YOUR TASK:
The entries that follow must be given again exactly, with the pictures excluded.

EXTRACTED DATA:
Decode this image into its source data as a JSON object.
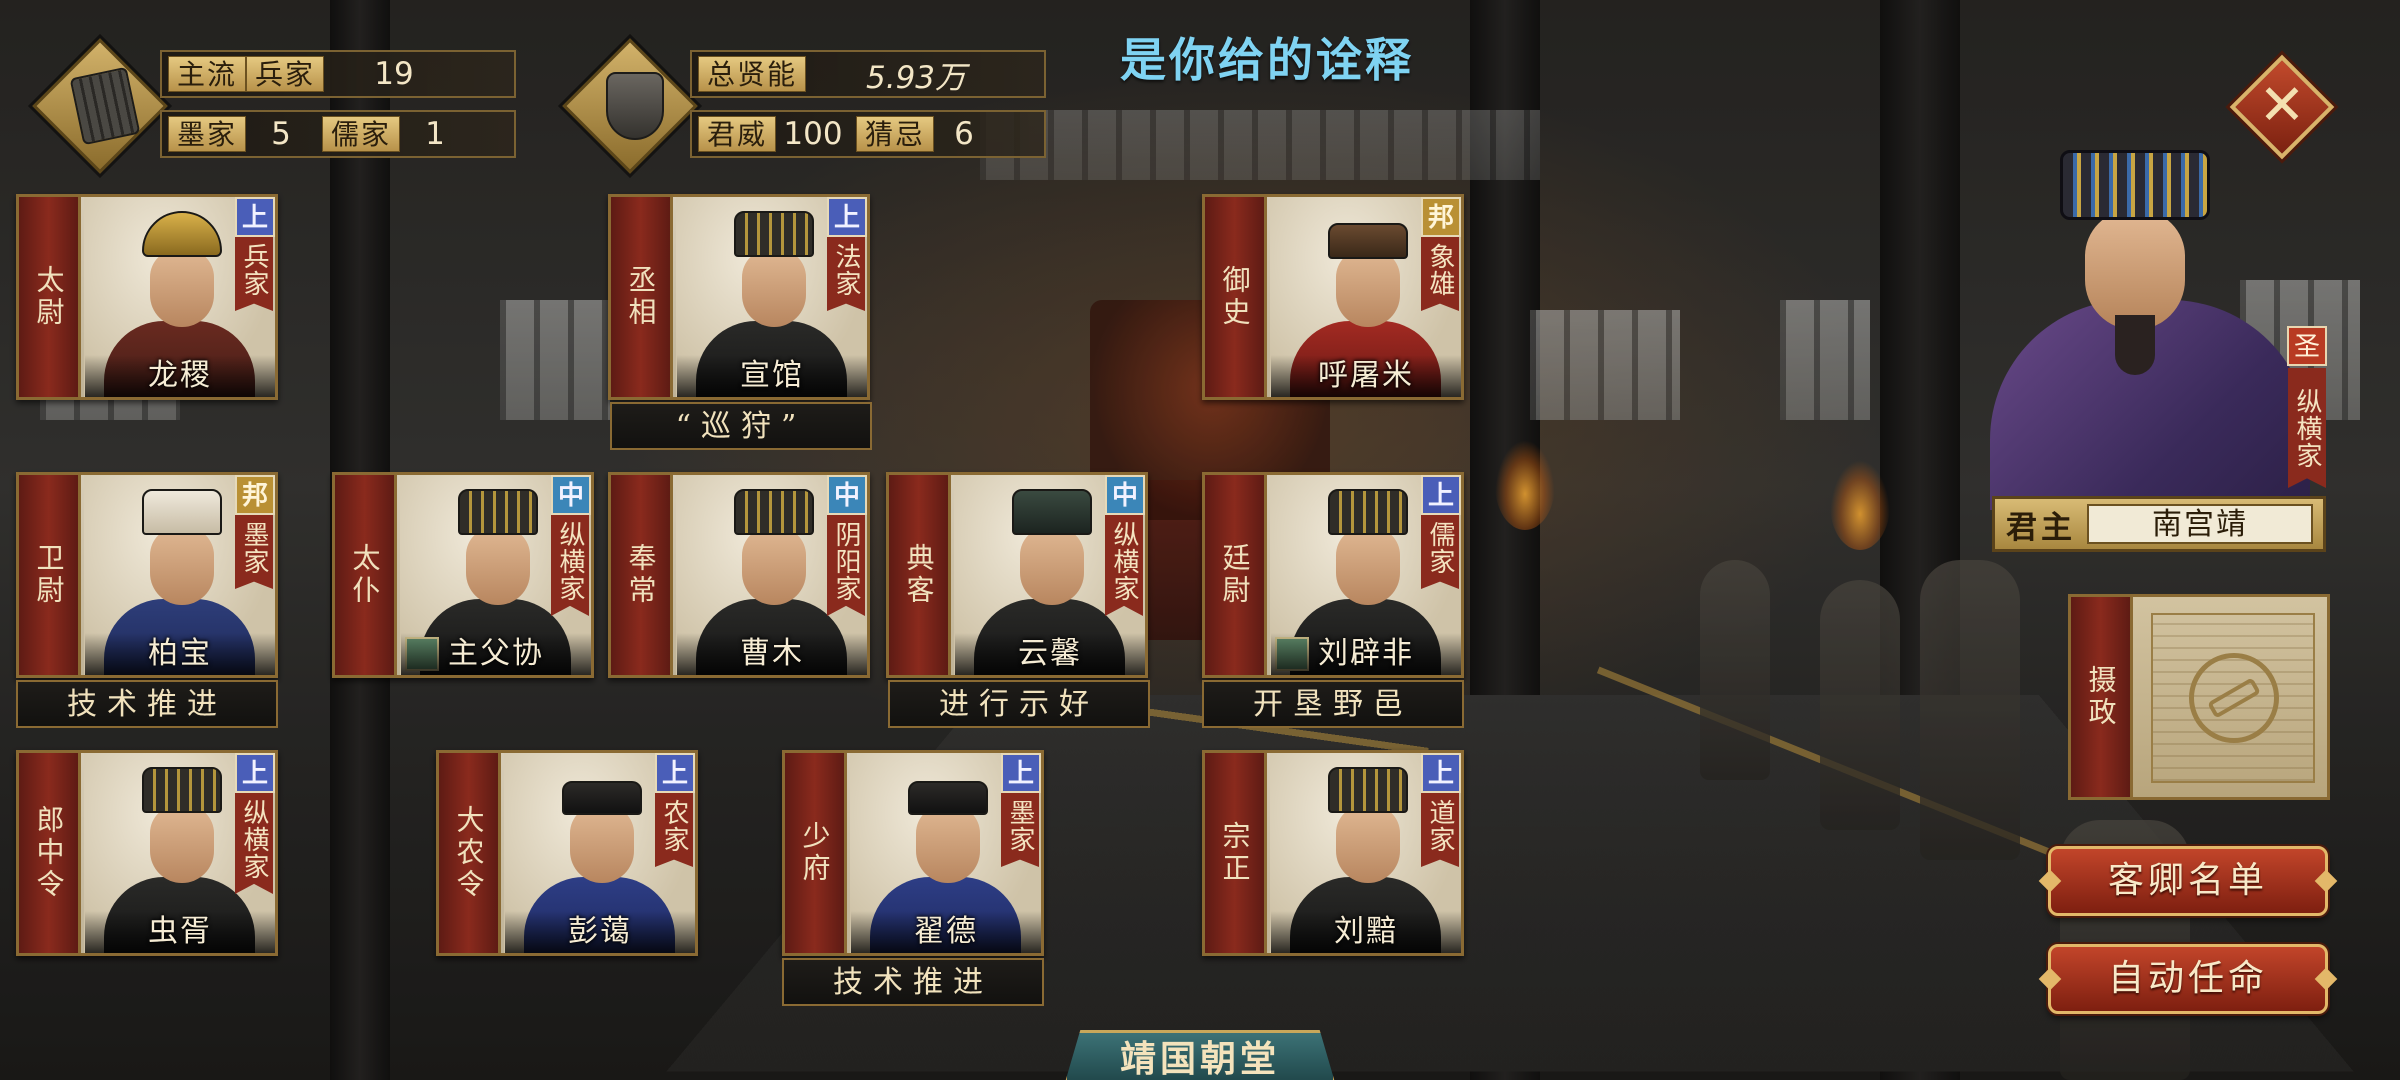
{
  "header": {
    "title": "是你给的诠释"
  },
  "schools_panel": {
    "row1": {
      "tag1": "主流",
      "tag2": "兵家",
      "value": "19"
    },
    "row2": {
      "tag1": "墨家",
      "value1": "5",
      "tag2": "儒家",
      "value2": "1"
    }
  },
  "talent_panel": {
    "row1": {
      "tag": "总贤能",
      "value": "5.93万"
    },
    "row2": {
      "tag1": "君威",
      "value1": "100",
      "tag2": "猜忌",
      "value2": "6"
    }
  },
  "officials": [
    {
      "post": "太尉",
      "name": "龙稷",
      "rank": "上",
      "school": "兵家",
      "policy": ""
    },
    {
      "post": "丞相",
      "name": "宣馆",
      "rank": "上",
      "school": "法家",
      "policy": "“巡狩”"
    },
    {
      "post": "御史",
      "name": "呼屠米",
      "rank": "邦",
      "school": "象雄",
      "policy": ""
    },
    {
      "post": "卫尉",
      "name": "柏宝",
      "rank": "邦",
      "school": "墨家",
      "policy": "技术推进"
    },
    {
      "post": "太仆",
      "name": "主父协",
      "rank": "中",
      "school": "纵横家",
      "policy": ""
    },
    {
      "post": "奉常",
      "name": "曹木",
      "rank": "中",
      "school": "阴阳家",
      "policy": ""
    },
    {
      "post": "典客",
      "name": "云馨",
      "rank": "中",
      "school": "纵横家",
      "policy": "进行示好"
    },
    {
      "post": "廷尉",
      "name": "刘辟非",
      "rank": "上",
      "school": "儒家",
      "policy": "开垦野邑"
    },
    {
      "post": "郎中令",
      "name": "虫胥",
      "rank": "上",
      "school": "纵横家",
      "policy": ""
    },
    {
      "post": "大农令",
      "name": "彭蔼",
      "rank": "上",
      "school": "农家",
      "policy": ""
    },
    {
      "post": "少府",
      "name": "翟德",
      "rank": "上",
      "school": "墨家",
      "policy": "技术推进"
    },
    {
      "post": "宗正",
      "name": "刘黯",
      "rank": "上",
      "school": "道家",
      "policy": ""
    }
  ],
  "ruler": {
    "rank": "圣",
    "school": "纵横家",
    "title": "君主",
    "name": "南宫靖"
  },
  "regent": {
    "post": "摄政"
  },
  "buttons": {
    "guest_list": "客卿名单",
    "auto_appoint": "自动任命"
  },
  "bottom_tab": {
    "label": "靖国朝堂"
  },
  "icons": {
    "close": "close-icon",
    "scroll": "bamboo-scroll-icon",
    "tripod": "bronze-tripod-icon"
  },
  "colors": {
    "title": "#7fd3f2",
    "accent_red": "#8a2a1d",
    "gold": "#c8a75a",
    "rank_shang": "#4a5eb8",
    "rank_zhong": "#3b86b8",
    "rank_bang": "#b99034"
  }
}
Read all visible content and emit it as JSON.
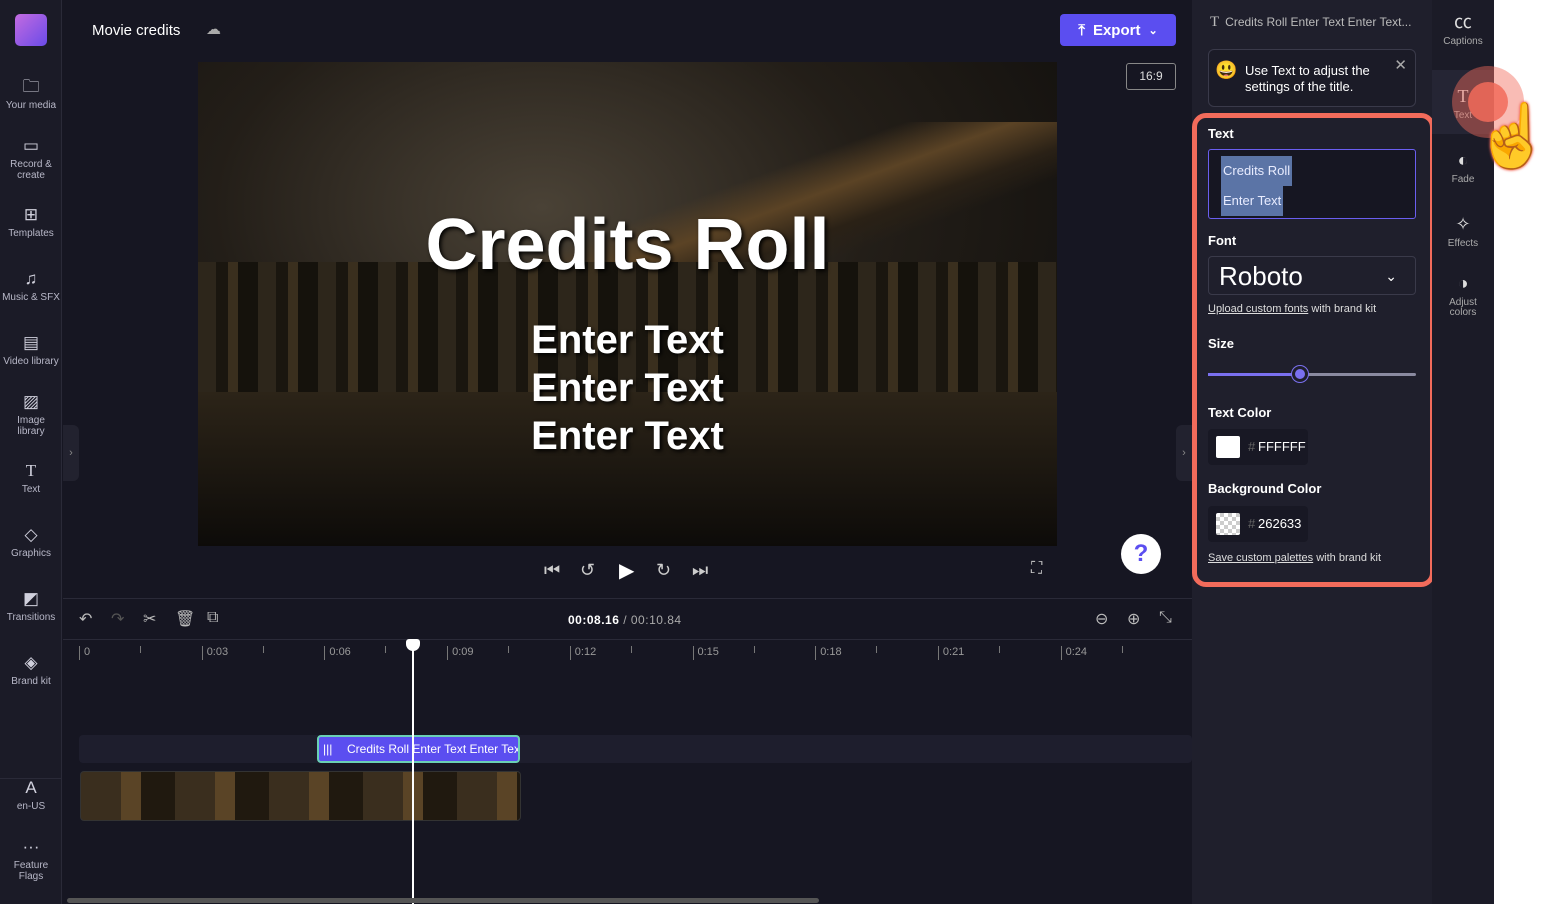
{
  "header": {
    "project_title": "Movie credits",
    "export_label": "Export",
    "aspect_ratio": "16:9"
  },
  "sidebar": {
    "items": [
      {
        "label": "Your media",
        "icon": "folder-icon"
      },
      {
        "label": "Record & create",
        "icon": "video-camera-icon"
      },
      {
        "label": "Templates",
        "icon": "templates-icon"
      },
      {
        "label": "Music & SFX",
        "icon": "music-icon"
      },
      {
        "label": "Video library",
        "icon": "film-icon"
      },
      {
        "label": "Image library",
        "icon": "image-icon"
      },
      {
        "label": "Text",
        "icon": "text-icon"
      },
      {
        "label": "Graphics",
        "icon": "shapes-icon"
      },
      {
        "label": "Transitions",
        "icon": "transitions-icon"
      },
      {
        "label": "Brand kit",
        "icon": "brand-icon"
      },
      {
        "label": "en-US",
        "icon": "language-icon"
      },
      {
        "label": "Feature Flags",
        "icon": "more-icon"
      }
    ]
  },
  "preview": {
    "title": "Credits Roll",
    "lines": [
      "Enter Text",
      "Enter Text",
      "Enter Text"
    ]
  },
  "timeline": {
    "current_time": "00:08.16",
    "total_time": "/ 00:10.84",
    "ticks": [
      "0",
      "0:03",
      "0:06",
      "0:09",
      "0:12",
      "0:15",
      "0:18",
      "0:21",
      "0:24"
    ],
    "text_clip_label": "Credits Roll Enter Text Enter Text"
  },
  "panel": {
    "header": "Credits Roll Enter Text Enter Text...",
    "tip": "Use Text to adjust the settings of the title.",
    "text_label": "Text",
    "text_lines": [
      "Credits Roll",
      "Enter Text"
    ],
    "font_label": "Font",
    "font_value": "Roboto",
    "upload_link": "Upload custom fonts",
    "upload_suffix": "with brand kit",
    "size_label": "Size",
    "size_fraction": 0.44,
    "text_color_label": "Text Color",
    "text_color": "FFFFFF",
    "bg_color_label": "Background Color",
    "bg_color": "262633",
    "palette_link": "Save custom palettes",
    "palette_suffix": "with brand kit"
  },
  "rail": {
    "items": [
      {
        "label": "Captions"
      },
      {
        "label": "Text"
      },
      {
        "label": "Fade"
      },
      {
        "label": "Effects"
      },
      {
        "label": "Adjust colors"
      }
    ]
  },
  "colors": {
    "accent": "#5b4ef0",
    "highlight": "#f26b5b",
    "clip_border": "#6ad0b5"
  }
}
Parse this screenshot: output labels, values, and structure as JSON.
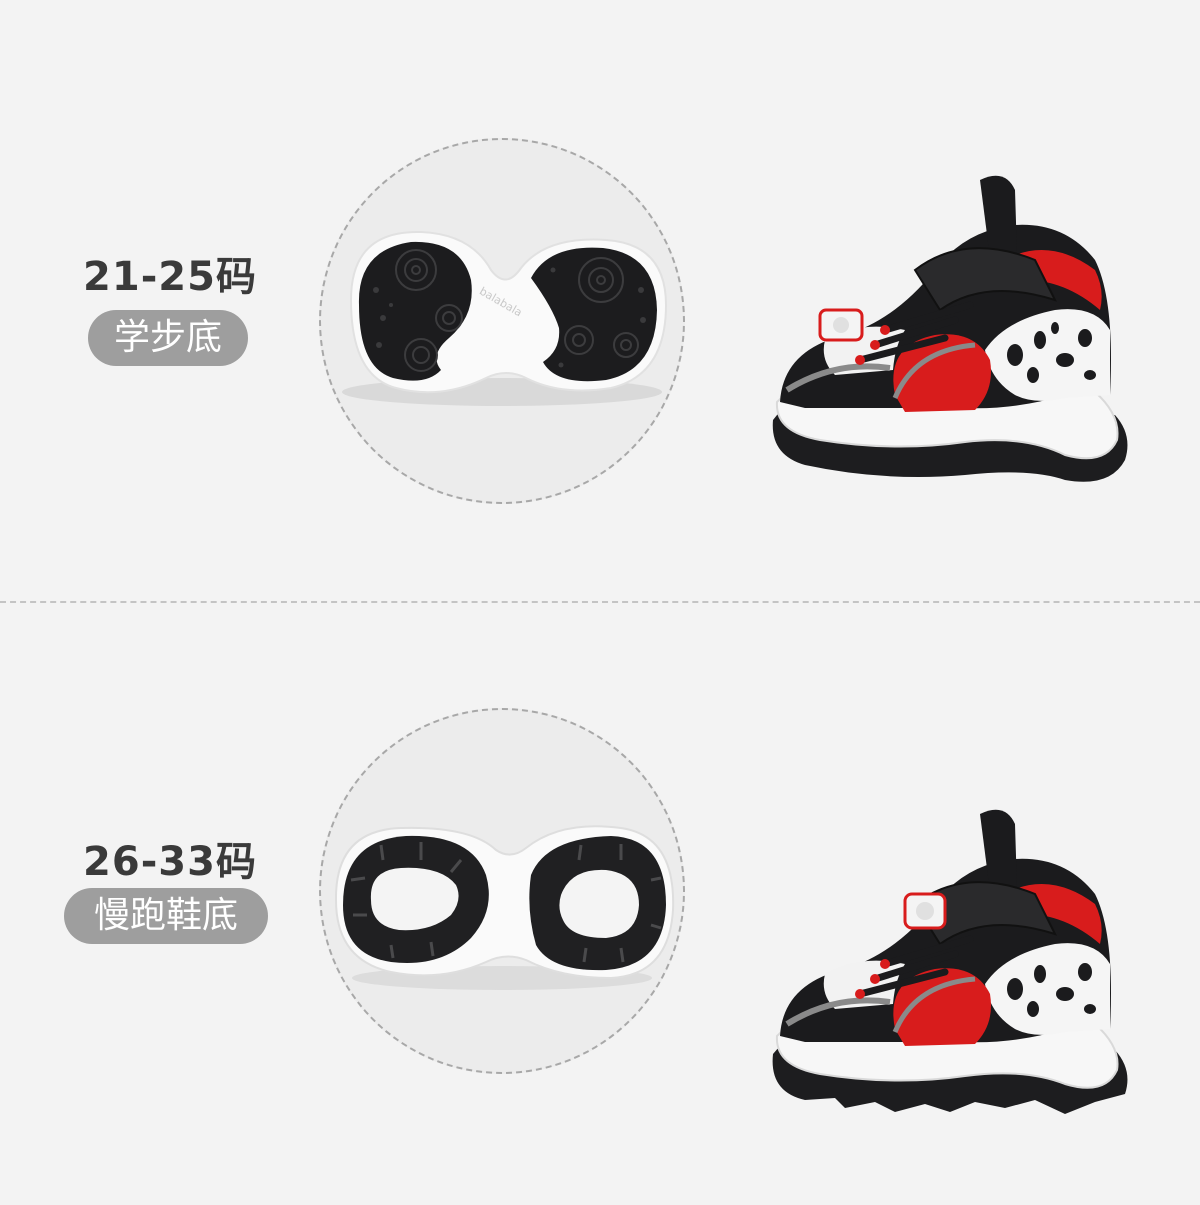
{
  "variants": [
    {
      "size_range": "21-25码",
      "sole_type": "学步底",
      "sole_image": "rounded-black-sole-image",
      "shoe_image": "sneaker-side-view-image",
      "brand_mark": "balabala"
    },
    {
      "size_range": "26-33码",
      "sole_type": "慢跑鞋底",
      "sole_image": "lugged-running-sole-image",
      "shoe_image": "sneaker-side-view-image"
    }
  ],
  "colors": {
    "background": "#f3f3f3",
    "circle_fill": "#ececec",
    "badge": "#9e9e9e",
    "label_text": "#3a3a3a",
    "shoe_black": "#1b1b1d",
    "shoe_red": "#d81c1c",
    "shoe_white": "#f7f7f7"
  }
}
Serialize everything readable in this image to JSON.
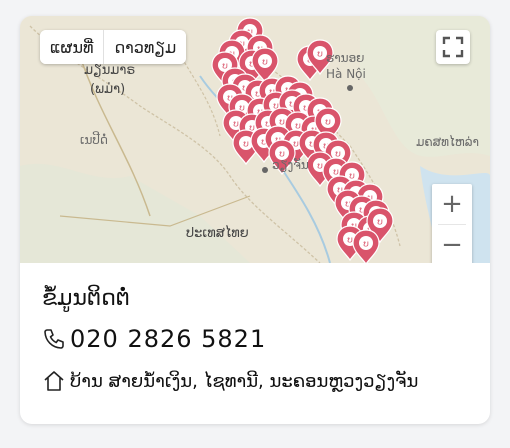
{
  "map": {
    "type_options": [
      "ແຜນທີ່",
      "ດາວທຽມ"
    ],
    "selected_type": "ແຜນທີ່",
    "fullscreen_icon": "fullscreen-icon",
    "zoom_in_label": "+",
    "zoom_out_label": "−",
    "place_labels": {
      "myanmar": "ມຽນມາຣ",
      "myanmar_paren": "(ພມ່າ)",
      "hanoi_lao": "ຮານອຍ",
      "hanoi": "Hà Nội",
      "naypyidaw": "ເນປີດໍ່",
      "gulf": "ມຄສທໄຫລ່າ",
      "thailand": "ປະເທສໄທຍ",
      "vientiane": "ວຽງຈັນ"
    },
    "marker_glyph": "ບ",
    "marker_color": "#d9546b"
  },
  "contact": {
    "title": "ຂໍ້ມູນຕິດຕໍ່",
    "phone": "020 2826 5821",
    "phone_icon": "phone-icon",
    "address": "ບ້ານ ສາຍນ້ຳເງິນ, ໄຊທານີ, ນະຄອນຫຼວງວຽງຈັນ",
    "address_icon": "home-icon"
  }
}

PROBLEM SOLUTION:
Decode this image into its source data as a JSON object.
{
  "header": {
    "title": "是你给的诠释"
  },
  "schools_panel": {
    "row1": {
      "tag1": "主流",
      "tag2": "兵家",
      "value": "19"
    },
    "row2": {
      "tag1": "墨家",
      "value1": "5",
      "tag2": "儒家",
      "value2": "1"
    }
  },
  "talent_panel": {
    "row1": {
      "tag": "总贤能",
      "value": "5.93万"
    },
    "row2": {
      "tag1": "君威",
      "value1": "100",
      "tag2": "猜忌",
      "value2": "6"
    }
  },
  "officials": [
    {
      "post": "太尉",
      "name": "龙稷",
      "rank": "上",
      "school": "兵家",
      "policy": ""
    },
    {
      "post": "丞相",
      "name": "宣馆",
      "rank": "上",
      "school": "法家",
      "policy": "“巡狩”"
    },
    {
      "post": "御史",
      "name": "呼屠米",
      "rank": "邦",
      "school": "象雄",
      "policy": ""
    },
    {
      "post": "卫尉",
      "name": "柏宝",
      "rank": "邦",
      "school": "墨家",
      "policy": "技术推进"
    },
    {
      "post": "太仆",
      "name": "主父协",
      "rank": "中",
      "school": "纵横家",
      "policy": ""
    },
    {
      "post": "奉常",
      "name": "曹木",
      "rank": "中",
      "school": "阴阳家",
      "policy": ""
    },
    {
      "post": "典客",
      "name": "云馨",
      "rank": "中",
      "school": "纵横家",
      "policy": "进行示好"
    },
    {
      "post": "廷尉",
      "name": "刘辟非",
      "rank": "上",
      "school": "儒家",
      "policy": "开垦野邑"
    },
    {
      "post": "郎中令",
      "name": "虫胥",
      "rank": "上",
      "school": "纵横家",
      "policy": ""
    },
    {
      "post": "大农令",
      "name": "彭蔼",
      "rank": "上",
      "school": "农家",
      "policy": ""
    },
    {
      "post": "少府",
      "name": "翟德",
      "rank": "上",
      "school": "墨家",
      "policy": "技术推进"
    },
    {
      "post": "宗正",
      "name": "刘黯",
      "rank": "上",
      "school": "道家",
      "policy": ""
    }
  ],
  "ruler": {
    "rank": "圣",
    "school": "纵横家",
    "title": "君主",
    "name": "南宫靖"
  },
  "regent": {
    "post": "摄政"
  },
  "buttons": {
    "guest_list": "客卿名单",
    "auto_appoint": "自动任命"
  },
  "bottom_tab": {
    "label": "靖国朝堂"
  },
  "icons": {
    "close": "close-icon",
    "scroll": "bamboo-scroll-icon",
    "tripod": "bronze-tripod-icon"
  },
  "colors": {
    "title": "#7fd3f2",
    "accent_red": "#8a2a1d",
    "gold": "#c8a75a",
    "rank_shang": "#4a5eb8",
    "rank_zhong": "#3b86b8",
    "rank_bang": "#b99034"
  }
}
Read all visible content and emit it as JSON.
{
  "header": {
    "project_title": "Movie credits",
    "export_label": "Export",
    "aspect_ratio": "16:9"
  },
  "sidebar": {
    "items": [
      {
        "label": "Your media",
        "icon": "folder-icon"
      },
      {
        "label": "Record & create",
        "icon": "video-camera-icon"
      },
      {
        "label": "Templates",
        "icon": "templates-icon"
      },
      {
        "label": "Music & SFX",
        "icon": "music-icon"
      },
      {
        "label": "Video library",
        "icon": "film-icon"
      },
      {
        "label": "Image library",
        "icon": "image-icon"
      },
      {
        "label": "Text",
        "icon": "text-icon"
      },
      {
        "label": "Graphics",
        "icon": "shapes-icon"
      },
      {
        "label": "Transitions",
        "icon": "transitions-icon"
      },
      {
        "label": "Brand kit",
        "icon": "brand-icon"
      },
      {
        "label": "en-US",
        "icon": "language-icon"
      },
      {
        "label": "Feature Flags",
        "icon": "more-icon"
      }
    ]
  },
  "preview": {
    "title": "Credits Roll",
    "lines": [
      "Enter Text",
      "Enter Text",
      "Enter Text"
    ]
  },
  "timeline": {
    "current_time": "00:08.16",
    "total_time": "/ 00:10.84",
    "ticks": [
      "0",
      "0:03",
      "0:06",
      "0:09",
      "0:12",
      "0:15",
      "0:18",
      "0:21",
      "0:24"
    ],
    "text_clip_label": "Credits Roll Enter Text Enter Text"
  },
  "panel": {
    "header": "Credits Roll Enter Text Enter Text...",
    "tip": "Use Text to adjust the settings of the title.",
    "text_label": "Text",
    "text_lines": [
      "Credits Roll",
      "Enter Text"
    ],
    "font_label": "Font",
    "font_value": "Roboto",
    "upload_link": "Upload custom fonts",
    "upload_suffix": "with brand kit",
    "size_label": "Size",
    "size_fraction": 0.44,
    "text_color_label": "Text Color",
    "text_color": "FFFFFF",
    "bg_color_label": "Background Color",
    "bg_color": "262633",
    "palette_link": "Save custom palettes",
    "palette_suffix": "with brand kit"
  },
  "rail": {
    "items": [
      {
        "label": "Captions"
      },
      {
        "label": "Text"
      },
      {
        "label": "Fade"
      },
      {
        "label": "Effects"
      },
      {
        "label": "Adjust colors"
      }
    ]
  },
  "colors": {
    "accent": "#5b4ef0",
    "highlight": "#f26b5b",
    "clip_border": "#6ad0b5"
  }
}
Parse this screenshot: output labels, values, and structure as JSON.
{
  "variants": [
    {
      "size_range": "21-25码",
      "sole_type": "学步底",
      "sole_image": "rounded-black-sole-image",
      "shoe_image": "sneaker-side-view-image",
      "brand_mark": "balabala"
    },
    {
      "size_range": "26-33码",
      "sole_type": "慢跑鞋底",
      "sole_image": "lugged-running-sole-image",
      "shoe_image": "sneaker-side-view-image"
    }
  ],
  "colors": {
    "background": "#f3f3f3",
    "circle_fill": "#ececec",
    "badge": "#9e9e9e",
    "label_text": "#3a3a3a",
    "shoe_black": "#1b1b1d",
    "shoe_red": "#d81c1c",
    "shoe_white": "#f7f7f7"
  }
}
Serialize everything readable in this image to JSON.
{
  "map": {
    "type_options": [
      "ແຜນທີ່",
      "ດາວທຽມ"
    ],
    "selected_type": "ແຜນທີ່",
    "fullscreen_icon": "fullscreen-icon",
    "zoom_in_label": "+",
    "zoom_out_label": "−",
    "place_labels": {
      "myanmar": "ມຽນມາຣ",
      "myanmar_paren": "(ພມ່າ)",
      "hanoi_lao": "ຮານອຍ",
      "hanoi": "Hà Nội",
      "naypyidaw": "ເນປີດໍ່",
      "gulf": "ມຄສທໄຫລ່າ",
      "thailand": "ປະເທສໄທຍ",
      "vientiane": "ວຽງຈັນ"
    },
    "marker_glyph": "ບ",
    "marker_color": "#d9546b"
  },
  "contact": {
    "title": "ຂໍ້ມູນຕິດຕໍ່",
    "phone": "020 2826 5821",
    "phone_icon": "phone-icon",
    "address": "ບ້ານ ສາຍນ້ຳເງິນ, ໄຊທານີ, ນະຄອນຫຼວງວຽງຈັນ",
    "address_icon": "home-icon"
  }
}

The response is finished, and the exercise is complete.